Every entry must be repeated exactly in the answer.

### DATASET ENTRIES

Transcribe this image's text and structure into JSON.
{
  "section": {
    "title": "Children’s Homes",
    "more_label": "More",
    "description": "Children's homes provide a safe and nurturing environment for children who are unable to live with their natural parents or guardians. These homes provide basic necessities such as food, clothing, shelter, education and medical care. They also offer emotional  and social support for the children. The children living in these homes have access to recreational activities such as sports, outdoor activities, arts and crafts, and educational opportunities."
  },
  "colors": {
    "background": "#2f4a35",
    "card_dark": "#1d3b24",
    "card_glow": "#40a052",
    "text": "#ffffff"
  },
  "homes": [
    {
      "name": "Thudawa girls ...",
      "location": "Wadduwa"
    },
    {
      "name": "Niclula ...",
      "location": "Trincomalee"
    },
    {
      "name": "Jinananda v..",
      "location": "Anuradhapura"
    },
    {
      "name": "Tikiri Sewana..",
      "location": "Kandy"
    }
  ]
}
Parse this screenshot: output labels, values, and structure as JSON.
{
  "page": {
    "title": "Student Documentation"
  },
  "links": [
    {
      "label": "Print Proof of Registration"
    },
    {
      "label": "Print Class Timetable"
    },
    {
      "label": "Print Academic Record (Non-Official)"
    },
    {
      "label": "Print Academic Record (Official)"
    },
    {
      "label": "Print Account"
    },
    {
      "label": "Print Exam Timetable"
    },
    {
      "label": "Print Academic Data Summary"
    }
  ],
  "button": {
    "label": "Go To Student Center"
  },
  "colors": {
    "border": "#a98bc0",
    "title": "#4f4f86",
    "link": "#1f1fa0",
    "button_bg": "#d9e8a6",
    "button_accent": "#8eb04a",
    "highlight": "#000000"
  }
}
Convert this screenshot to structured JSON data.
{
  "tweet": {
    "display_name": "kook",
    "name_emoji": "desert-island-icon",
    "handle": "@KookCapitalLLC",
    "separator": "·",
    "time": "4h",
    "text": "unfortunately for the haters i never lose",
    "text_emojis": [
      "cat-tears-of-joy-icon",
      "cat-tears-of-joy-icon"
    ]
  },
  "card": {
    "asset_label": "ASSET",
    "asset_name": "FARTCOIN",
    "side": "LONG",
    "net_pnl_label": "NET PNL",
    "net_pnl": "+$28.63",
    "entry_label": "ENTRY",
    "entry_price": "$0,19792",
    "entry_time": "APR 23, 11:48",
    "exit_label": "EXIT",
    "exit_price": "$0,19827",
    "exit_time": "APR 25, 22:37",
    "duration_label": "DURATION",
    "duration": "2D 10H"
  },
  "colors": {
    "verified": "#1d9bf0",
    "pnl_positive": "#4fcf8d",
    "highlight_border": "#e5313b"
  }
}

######

TASK RESPONSE.
Transcribe this image's text and structure into JSON.
{
  "section": {
    "title": "Children’s Homes",
    "more_label": "More",
    "description": "Children's homes provide a safe and nurturing environment for children who are unable to live with their natural parents or guardians. These homes provide basic necessities such as food, clothing, shelter, education and medical care. They also offer emotional  and social support for the children. The children living in these homes have access to recreational activities such as sports, outdoor activities, arts and crafts, and educational opportunities."
  },
  "colors": {
    "background": "#2f4a35",
    "card_dark": "#1d3b24",
    "card_glow": "#40a052",
    "text": "#ffffff"
  },
  "homes": [
    {
      "name": "Thudawa girls ...",
      "location": "Wadduwa"
    },
    {
      "name": "Niclula ...",
      "location": "Trincomalee"
    },
    {
      "name": "Jinananda v..",
      "location": "Anuradhapura"
    },
    {
      "name": "Tikiri Sewana..",
      "location": "Kandy"
    }
  ]
}
Parse this screenshot: output labels, values, and structure as JSON.
{
  "page": {
    "title": "Student Documentation"
  },
  "links": [
    {
      "label": "Print Proof of Registration"
    },
    {
      "label": "Print Class Timetable"
    },
    {
      "label": "Print Academic Record (Non-Official)"
    },
    {
      "label": "Print Academic Record (Official)"
    },
    {
      "label": "Print Account"
    },
    {
      "label": "Print Exam Timetable"
    },
    {
      "label": "Print Academic Data Summary"
    }
  ],
  "button": {
    "label": "Go To Student Center"
  },
  "colors": {
    "border": "#a98bc0",
    "title": "#4f4f86",
    "link": "#1f1fa0",
    "button_bg": "#d9e8a6",
    "button_accent": "#8eb04a",
    "highlight": "#000000"
  }
}
Convert this screenshot to structured JSON data.
{
  "tweet": {
    "display_name": "kook",
    "name_emoji": "desert-island-icon",
    "handle": "@KookCapitalLLC",
    "separator": "·",
    "time": "4h",
    "text": "unfortunately for the haters i never lose",
    "text_emojis": [
      "cat-tears-of-joy-icon",
      "cat-tears-of-joy-icon"
    ]
  },
  "card": {
    "asset_label": "ASSET",
    "asset_name": "FARTCOIN",
    "side": "LONG",
    "net_pnl_label": "NET PNL",
    "net_pnl": "+$28.63",
    "entry_label": "ENTRY",
    "entry_price": "$0,19792",
    "entry_time": "APR 23, 11:48",
    "exit_label": "EXIT",
    "exit_price": "$0,19827",
    "exit_time": "APR 25, 22:37",
    "duration_label": "DURATION",
    "duration": "2D 10H"
  },
  "colors": {
    "verified": "#1d9bf0",
    "pnl_positive": "#4fcf8d",
    "highlight_border": "#e5313b"
  }
}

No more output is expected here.